A beautiful, profound, and profoundly important book.... Gordon's message is simplicity itself: sick people need skilled, humane, and insightful care that keeps their interests paramount. Registered nurses have historically provided that care, but now their ability to fulfill their crucial role faces the greatest jeopardy in the history of the profession.... Life Support belongs in the august company of Silent Spring, The Other America, The Feminine Mystique, and other pivotal works with the power to shape the nation's consciousness.--Washington Post In this enlightening, involving, in-depth book, Gordon interweaves the history and philosophy of nursing with on-the-job observations of three nurses at Boston's Beth Israel Hospital. Gordon lets the nurses speak for themselves, effectively illustrating their commitment to their profession and involving readers in real-life dramas.--Publishers Weekly For patients, physicians, nurses, and health policy analysts, Gordon's passionate and accessible account of the impact of managed care on skilled nursing provides clear grounds for concern.--Health Affairs In this book, Suzanne Gordon describes the everyday work of three RNs in Boston--a nurse practitioner, an oncology nurse, and a clinical nurse specialist on a medical unit. At a time when nursing is often undervalued and nurses themselves in short supply, Life Support provides a vivid, engaging, and intimate portrait of health care's largest profession and the important role it plays in patients' lives. Life Support is essential reading for working nurses, nursing students, and anyone considering a career in nursing as well as for physicians and health policy makers seeking a better understanding of what nurses do and why we need them. For the Cornell edition of this landmark work, Gordon has written a new introduction that describes the current nursing crisis and its impact on bedside nurses like those she profiled in the book.

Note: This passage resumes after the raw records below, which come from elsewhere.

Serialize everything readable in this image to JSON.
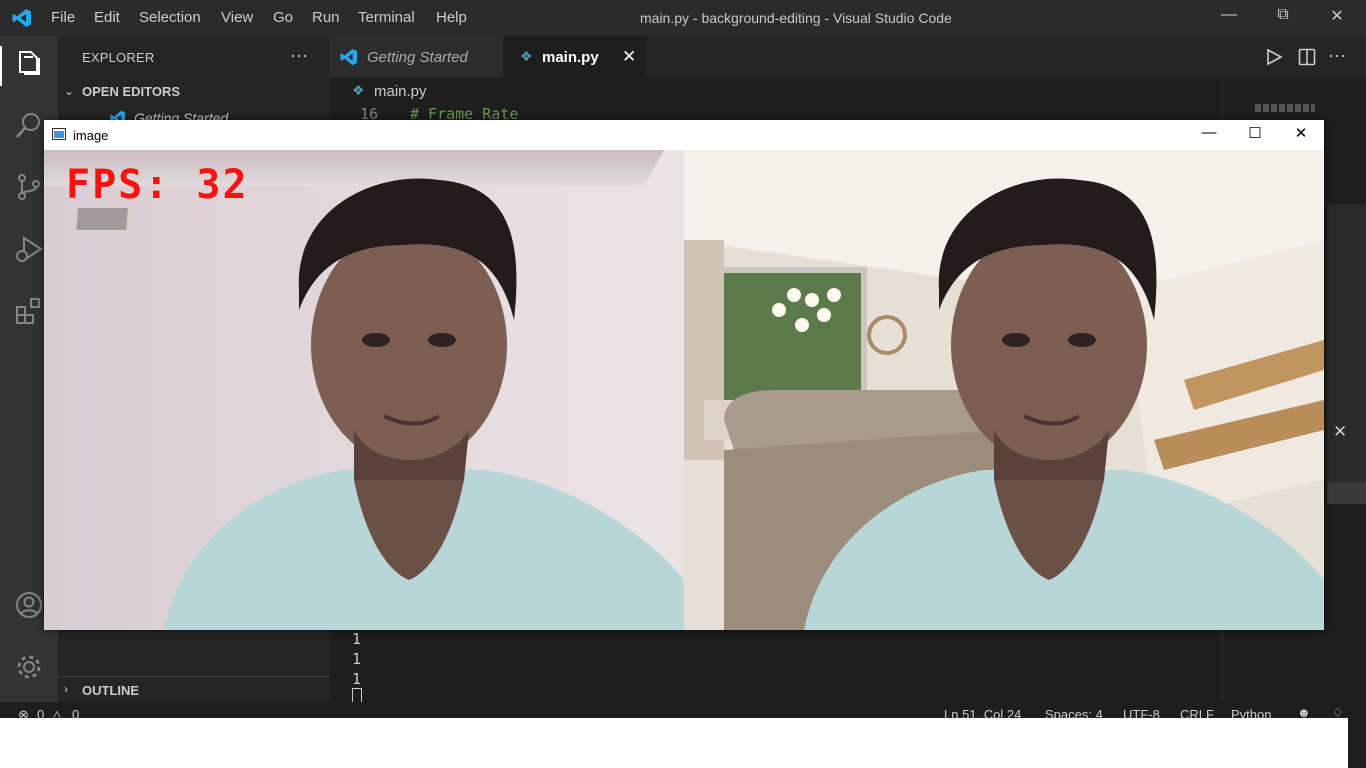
{
  "titlebar": {
    "menu": [
      "File",
      "Edit",
      "Selection",
      "View",
      "Go",
      "Run",
      "Terminal",
      "Help"
    ],
    "window_title": "main.py - background-editing - Visual Studio Code"
  },
  "sidebar": {
    "header": "EXPLORER",
    "more": "···",
    "open_editors": "OPEN EDITORS",
    "open_editor_item": "Getting Started",
    "outline": "OUTLINE"
  },
  "tabs": [
    {
      "label": "Getting Started"
    },
    {
      "label": "main.py"
    }
  ],
  "breadcrumb": "main.py",
  "editor": {
    "line_number": "16",
    "line_text": "# Frame Rate",
    "terminal_lines": [
      "1",
      "1",
      "1"
    ]
  },
  "statusbar": {
    "errors": "0",
    "warnings": "0",
    "position": "Ln 51, Col 24",
    "spaces": "Spaces: 4",
    "encoding": "UTF-8",
    "eol": "CRLF",
    "language": "Python"
  },
  "image_window": {
    "title": "image",
    "fps_text": "FPS: 32"
  },
  "colors": {
    "accent": "#007acc",
    "fps_text": "#ff1010"
  }
}
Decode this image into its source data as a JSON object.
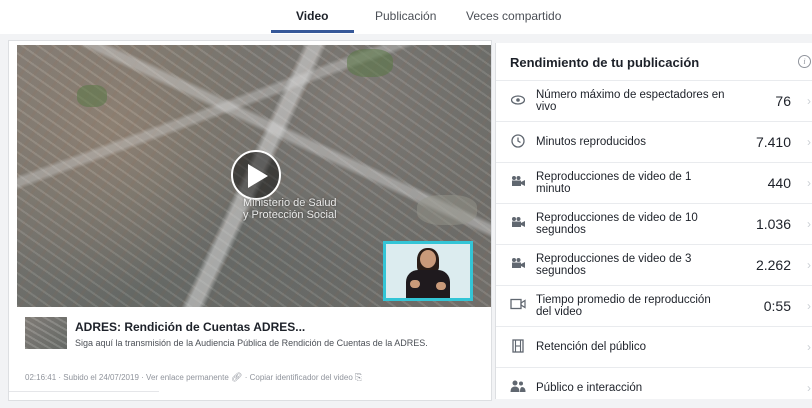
{
  "tabs": [
    {
      "label": "Video",
      "active": true
    },
    {
      "label": "Publicación",
      "active": false
    },
    {
      "label": "Veces compartido",
      "active": false
    }
  ],
  "video": {
    "overlay_line1": "Ministerio de Salud",
    "overlay_line2": "y Protección Social",
    "title": "ADRES: Rendición de Cuentas ADRES...",
    "description": "Siga aquí la transmisión de la Audiencia Pública de Rendición de Cuentas de la ADRES.",
    "duration": "02:16:41",
    "sep": "·",
    "uploaded": "Subido el 24/07/2019",
    "permalink": "Ver enlace permanente",
    "copy_id": "Copiar identificador del video"
  },
  "performance": {
    "title": "Rendimiento de tu publicación",
    "info_icon": "i",
    "metrics": [
      {
        "icon": "eye-icon",
        "label": "Número máximo de espectadores en vivo",
        "value": "76"
      },
      {
        "icon": "clock-icon",
        "label": "Minutos reproducidos",
        "value": "7.410"
      },
      {
        "icon": "camera-icon",
        "label": "Reproducciones de video de 1 minuto",
        "value": "440"
      },
      {
        "icon": "camera-icon",
        "label": "Reproducciones de video de 10 segundos",
        "value": "1.036"
      },
      {
        "icon": "camera-icon",
        "label": "Reproducciones de video de 3 segundos",
        "value": "2.262"
      },
      {
        "icon": "video-icon",
        "label": "Tiempo promedio de reproducción del video",
        "value": "0:55"
      },
      {
        "icon": "film-icon",
        "label": "Retención del público",
        "value": ""
      },
      {
        "icon": "people-icon",
        "label": "Público e interacción",
        "value": ""
      }
    ],
    "chevron": "›"
  },
  "colors": {
    "accent": "#365899",
    "interpreter_border": "#33c5d6",
    "background": "#f2f3f5"
  }
}
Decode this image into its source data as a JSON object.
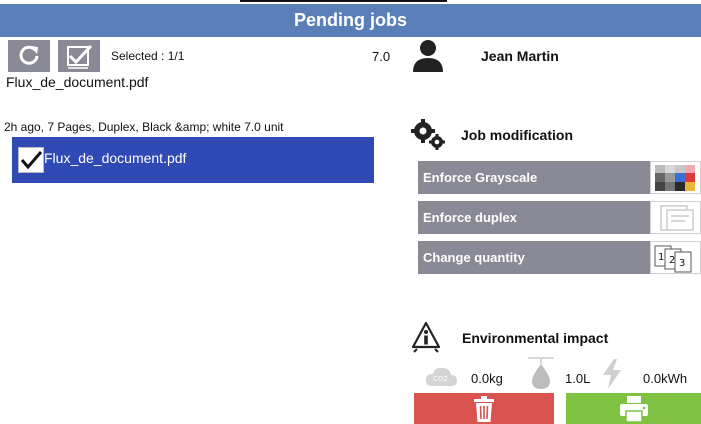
{
  "header": {
    "title": "Pending jobs"
  },
  "toolbar": {
    "refresh_icon": "refresh-icon",
    "select_all_icon": "select-all-icon",
    "selected_label": "Selected : 1/1",
    "total_cost": "7.0"
  },
  "user": {
    "name": "Jean Martin",
    "icon": "user-icon"
  },
  "document": {
    "name": "Flux_de_document.pdf",
    "meta": "2h ago,  7 Pages,  Duplex,  Black &amp; white  7.0  unit",
    "selected": true,
    "item_label": "Flux_de_document.pdf"
  },
  "job_modification": {
    "title": "Job modification",
    "icon": "gears-icon",
    "options": [
      {
        "label": "Enforce Grayscale",
        "thumb_icon": "color-swatches-icon"
      },
      {
        "label": "Enforce duplex",
        "thumb_icon": "duplex-pages-icon"
      },
      {
        "label": "Change quantity",
        "thumb_icon": "quantity-pages-icon"
      }
    ]
  },
  "environmental_impact": {
    "title": "Environmental impact",
    "icon": "recycle-info-icon",
    "co2_label": "CO2",
    "co2": "0.0kg",
    "water": "1.0L",
    "energy": "0.0kWh"
  },
  "actions": {
    "delete_icon": "trash-icon",
    "print_icon": "printer-icon"
  },
  "colors": {
    "header": "#5a7fb8",
    "tool_button": "#8a8a96",
    "selected_item": "#2f49b5",
    "delete": "#d9534f",
    "print": "#7fc241"
  }
}
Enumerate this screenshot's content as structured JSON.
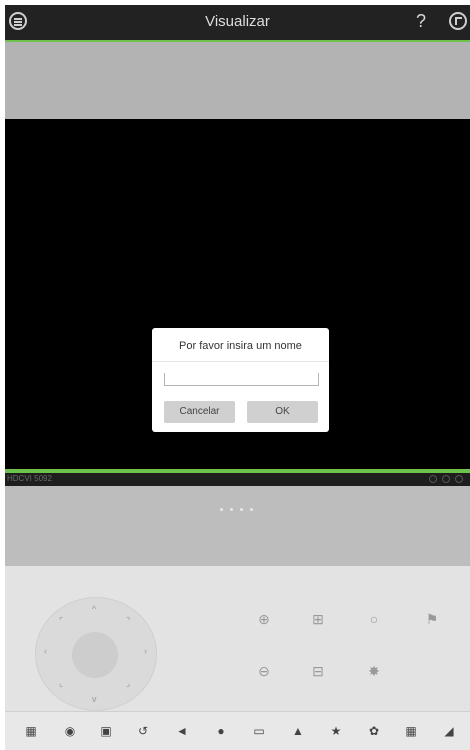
{
  "header": {
    "title": "Visualizar",
    "help_label": "?"
  },
  "channel": {
    "name": "HDCVI 5092"
  },
  "pager": {
    "count": 4
  },
  "dialog": {
    "title": "Por favor insira um nome",
    "input_value": "",
    "cancel_label": "Cancelar",
    "ok_label": "OK"
  },
  "colors": {
    "accent": "#6cc24a",
    "topbar": "#222222",
    "video": "#000000"
  },
  "ptz_icons": [
    "zoom-in-icon",
    "focus-in-icon",
    "iris-open-icon",
    "flag-icon",
    "zoom-out-icon",
    "focus-out-icon",
    "iris-close-icon"
  ],
  "toolbar_icons": [
    "channels-icon",
    "snapshot-icon",
    "record-icon",
    "playback-icon",
    "audio-icon",
    "talk-icon",
    "screen-icon",
    "alarm-icon",
    "favorite-icon",
    "color-icon",
    "stream-icon",
    "fullscreen-icon"
  ]
}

From the Back Cover Life Support offers an intimate and important look at what nurses do for patients and their families. It takes us right to the bedside on hospital wards and home visits, in clinics and emergency rooms, capturing the drama of nurses' work in the story of three RNs at Boston's Beth Israel Hospital. Gordon's heroines are nurse practitioner Ellen Kitchen, who bicycles through poor neighborhoods in Boston to visit elderly patients at home; oncology nurse Nancy Rumplik, whose technical skill and emotional support enable cancer patients to endure some of the most arduous high-tech medical treatments; and clinical nurse specialist Jeannie Chaisson, who helps new RNs and physicians begin their careers on a general medical floor. Life Support draws on the experience of these and other nurses to examine the history of their profession, the complex relationship between doctors and nurses, and the central role that nurses play in the final days of life, when care, not cure, is a patient's main concern. In addition, the book makes a powerful critique of hospital restructuring and managed care. Gordon shows how understaffing, shorter hospital stays, layoffs, and replacement of nurses by unlicensed personnel are threatening the quality of care and shifting more of its burden onto patients' families. She describes what consumers can do to resist these trends - through alliances with concerned providers.